Excerpts from an interface dataset
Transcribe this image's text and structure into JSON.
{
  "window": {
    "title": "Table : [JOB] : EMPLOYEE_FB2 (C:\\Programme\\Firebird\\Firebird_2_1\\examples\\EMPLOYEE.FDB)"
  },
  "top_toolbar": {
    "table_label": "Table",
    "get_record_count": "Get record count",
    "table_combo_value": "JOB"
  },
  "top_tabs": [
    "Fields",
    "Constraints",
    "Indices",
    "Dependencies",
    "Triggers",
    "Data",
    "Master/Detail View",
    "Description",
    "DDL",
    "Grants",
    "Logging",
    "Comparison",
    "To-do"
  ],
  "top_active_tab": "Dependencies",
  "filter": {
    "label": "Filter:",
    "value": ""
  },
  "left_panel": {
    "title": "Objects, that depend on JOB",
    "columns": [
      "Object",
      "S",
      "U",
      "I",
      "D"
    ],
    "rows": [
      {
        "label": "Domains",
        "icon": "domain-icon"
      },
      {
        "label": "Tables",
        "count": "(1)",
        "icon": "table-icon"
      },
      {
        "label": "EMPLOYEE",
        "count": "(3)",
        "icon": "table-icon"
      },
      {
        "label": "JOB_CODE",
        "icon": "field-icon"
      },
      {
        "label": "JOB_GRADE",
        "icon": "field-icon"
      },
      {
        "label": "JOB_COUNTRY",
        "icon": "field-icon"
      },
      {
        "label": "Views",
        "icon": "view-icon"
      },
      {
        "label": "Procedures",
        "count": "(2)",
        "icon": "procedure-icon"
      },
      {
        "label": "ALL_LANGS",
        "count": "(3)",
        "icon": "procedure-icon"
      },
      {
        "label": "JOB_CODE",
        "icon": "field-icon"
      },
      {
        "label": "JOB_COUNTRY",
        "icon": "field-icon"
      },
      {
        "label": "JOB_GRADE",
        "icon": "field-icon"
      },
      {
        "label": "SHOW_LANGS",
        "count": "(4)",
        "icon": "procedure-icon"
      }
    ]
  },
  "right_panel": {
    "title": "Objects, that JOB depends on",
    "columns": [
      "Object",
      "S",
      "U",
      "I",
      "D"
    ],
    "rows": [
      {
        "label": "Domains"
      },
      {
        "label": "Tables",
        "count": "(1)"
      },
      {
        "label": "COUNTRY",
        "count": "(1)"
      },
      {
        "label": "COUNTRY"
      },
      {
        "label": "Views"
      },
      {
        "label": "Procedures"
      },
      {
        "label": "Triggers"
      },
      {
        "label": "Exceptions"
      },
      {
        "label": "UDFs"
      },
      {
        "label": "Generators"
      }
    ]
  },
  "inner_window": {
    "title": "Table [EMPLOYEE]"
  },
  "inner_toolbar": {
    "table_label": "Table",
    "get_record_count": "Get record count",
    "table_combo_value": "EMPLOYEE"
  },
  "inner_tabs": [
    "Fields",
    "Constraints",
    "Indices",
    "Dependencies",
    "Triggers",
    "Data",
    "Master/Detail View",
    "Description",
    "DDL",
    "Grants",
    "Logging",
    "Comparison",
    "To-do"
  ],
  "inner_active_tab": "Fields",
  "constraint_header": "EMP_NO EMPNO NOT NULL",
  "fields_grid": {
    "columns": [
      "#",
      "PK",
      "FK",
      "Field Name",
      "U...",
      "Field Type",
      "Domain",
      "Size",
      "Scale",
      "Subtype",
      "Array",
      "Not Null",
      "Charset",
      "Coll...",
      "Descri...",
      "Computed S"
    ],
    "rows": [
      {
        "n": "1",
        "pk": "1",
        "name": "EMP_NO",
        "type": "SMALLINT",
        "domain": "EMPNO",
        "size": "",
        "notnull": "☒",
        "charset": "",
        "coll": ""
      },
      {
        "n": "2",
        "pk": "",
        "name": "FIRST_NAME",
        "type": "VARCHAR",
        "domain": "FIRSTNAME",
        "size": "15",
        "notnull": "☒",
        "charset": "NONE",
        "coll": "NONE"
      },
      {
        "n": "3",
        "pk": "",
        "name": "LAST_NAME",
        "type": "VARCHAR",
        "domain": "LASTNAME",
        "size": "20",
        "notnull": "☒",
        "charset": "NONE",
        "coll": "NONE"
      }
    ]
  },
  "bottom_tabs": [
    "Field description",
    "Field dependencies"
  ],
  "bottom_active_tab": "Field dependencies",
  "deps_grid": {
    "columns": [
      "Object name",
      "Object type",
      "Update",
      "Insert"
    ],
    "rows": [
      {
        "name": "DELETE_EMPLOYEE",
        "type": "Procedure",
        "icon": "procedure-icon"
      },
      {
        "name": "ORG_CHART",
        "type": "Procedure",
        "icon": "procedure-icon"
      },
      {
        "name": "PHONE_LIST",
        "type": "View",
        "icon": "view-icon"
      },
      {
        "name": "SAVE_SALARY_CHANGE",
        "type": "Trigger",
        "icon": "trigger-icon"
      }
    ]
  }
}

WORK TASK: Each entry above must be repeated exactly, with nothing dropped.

RESPONSE TO THIS TASK:
Transcribe this image's text and structure into JSON.
{
  "window": {
    "title": "Table : [JOB] : EMPLOYEE_FB2 (C:\\Programme\\Firebird\\Firebird_2_1\\examples\\EMPLOYEE.FDB)"
  },
  "top_toolbar": {
    "table_label": "Table",
    "get_record_count": "Get record count",
    "table_combo_value": "JOB"
  },
  "top_tabs": [
    "Fields",
    "Constraints",
    "Indices",
    "Dependencies",
    "Triggers",
    "Data",
    "Master/Detail View",
    "Description",
    "DDL",
    "Grants",
    "Logging",
    "Comparison",
    "To-do"
  ],
  "top_active_tab": "Dependencies",
  "filter": {
    "label": "Filter:",
    "value": ""
  },
  "left_panel": {
    "title": "Objects, that depend on JOB",
    "columns": [
      "Object",
      "S",
      "U",
      "I",
      "D"
    ],
    "rows": [
      {
        "label": "Domains",
        "icon": "domain-icon"
      },
      {
        "label": "Tables",
        "count": "(1)",
        "icon": "table-icon"
      },
      {
        "label": "EMPLOYEE",
        "count": "(3)",
        "icon": "table-icon"
      },
      {
        "label": "JOB_CODE",
        "icon": "field-icon"
      },
      {
        "label": "JOB_GRADE",
        "icon": "field-icon"
      },
      {
        "label": "JOB_COUNTRY",
        "icon": "field-icon"
      },
      {
        "label": "Views",
        "icon": "view-icon"
      },
      {
        "label": "Procedures",
        "count": "(2)",
        "icon": "procedure-icon"
      },
      {
        "label": "ALL_LANGS",
        "count": "(3)",
        "icon": "procedure-icon"
      },
      {
        "label": "JOB_CODE",
        "icon": "field-icon"
      },
      {
        "label": "JOB_COUNTRY",
        "icon": "field-icon"
      },
      {
        "label": "JOB_GRADE",
        "icon": "field-icon"
      },
      {
        "label": "SHOW_LANGS",
        "count": "(4)",
        "icon": "procedure-icon"
      }
    ]
  },
  "right_panel": {
    "title": "Objects, that JOB depends on",
    "columns": [
      "Object",
      "S",
      "U",
      "I",
      "D"
    ],
    "rows": [
      {
        "label": "Domains"
      },
      {
        "label": "Tables",
        "count": "(1)"
      },
      {
        "label": "COUNTRY",
        "count": "(1)"
      },
      {
        "label": "COUNTRY"
      },
      {
        "label": "Views"
      },
      {
        "label": "Procedures"
      },
      {
        "label": "Triggers"
      },
      {
        "label": "Exceptions"
      },
      {
        "label": "UDFs"
      },
      {
        "label": "Generators"
      }
    ]
  },
  "inner_window": {
    "title": "Table [EMPLOYEE]"
  },
  "inner_toolbar": {
    "table_label": "Table",
    "get_record_count": "Get record count",
    "table_combo_value": "EMPLOYEE"
  },
  "inner_tabs": [
    "Fields",
    "Constraints",
    "Indices",
    "Dependencies",
    "Triggers",
    "Data",
    "Master/Detail View",
    "Description",
    "DDL",
    "Grants",
    "Logging",
    "Comparison",
    "To-do"
  ],
  "inner_active_tab": "Fields",
  "constraint_header": "EMP_NO EMPNO NOT NULL",
  "fields_grid": {
    "columns": [
      "#",
      "PK",
      "FK",
      "Field Name",
      "U...",
      "Field Type",
      "Domain",
      "Size",
      "Scale",
      "Subtype",
      "Array",
      "Not Null",
      "Charset",
      "Coll...",
      "Descri...",
      "Computed S"
    ],
    "rows": [
      {
        "n": "1",
        "pk": "1",
        "name": "EMP_NO",
        "type": "SMALLINT",
        "domain": "EMPNO",
        "size": "",
        "notnull": "☒",
        "charset": "",
        "coll": ""
      },
      {
        "n": "2",
        "pk": "",
        "name": "FIRST_NAME",
        "type": "VARCHAR",
        "domain": "FIRSTNAME",
        "size": "15",
        "notnull": "☒",
        "charset": "NONE",
        "coll": "NONE"
      },
      {
        "n": "3",
        "pk": "",
        "name": "LAST_NAME",
        "type": "VARCHAR",
        "domain": "LASTNAME",
        "size": "20",
        "notnull": "☒",
        "charset": "NONE",
        "coll": "NONE"
      }
    ]
  },
  "bottom_tabs": [
    "Field description",
    "Field dependencies"
  ],
  "bottom_active_tab": "Field dependencies",
  "deps_grid": {
    "columns": [
      "Object name",
      "Object type",
      "Update",
      "Insert"
    ],
    "rows": [
      {
        "name": "DELETE_EMPLOYEE",
        "type": "Procedure",
        "icon": "procedure-icon"
      },
      {
        "name": "ORG_CHART",
        "type": "Procedure",
        "icon": "procedure-icon"
      },
      {
        "name": "PHONE_LIST",
        "type": "View",
        "icon": "view-icon"
      },
      {
        "name": "SAVE_SALARY_CHANGE",
        "type": "Trigger",
        "icon": "trigger-icon"
      }
    ]
  }
}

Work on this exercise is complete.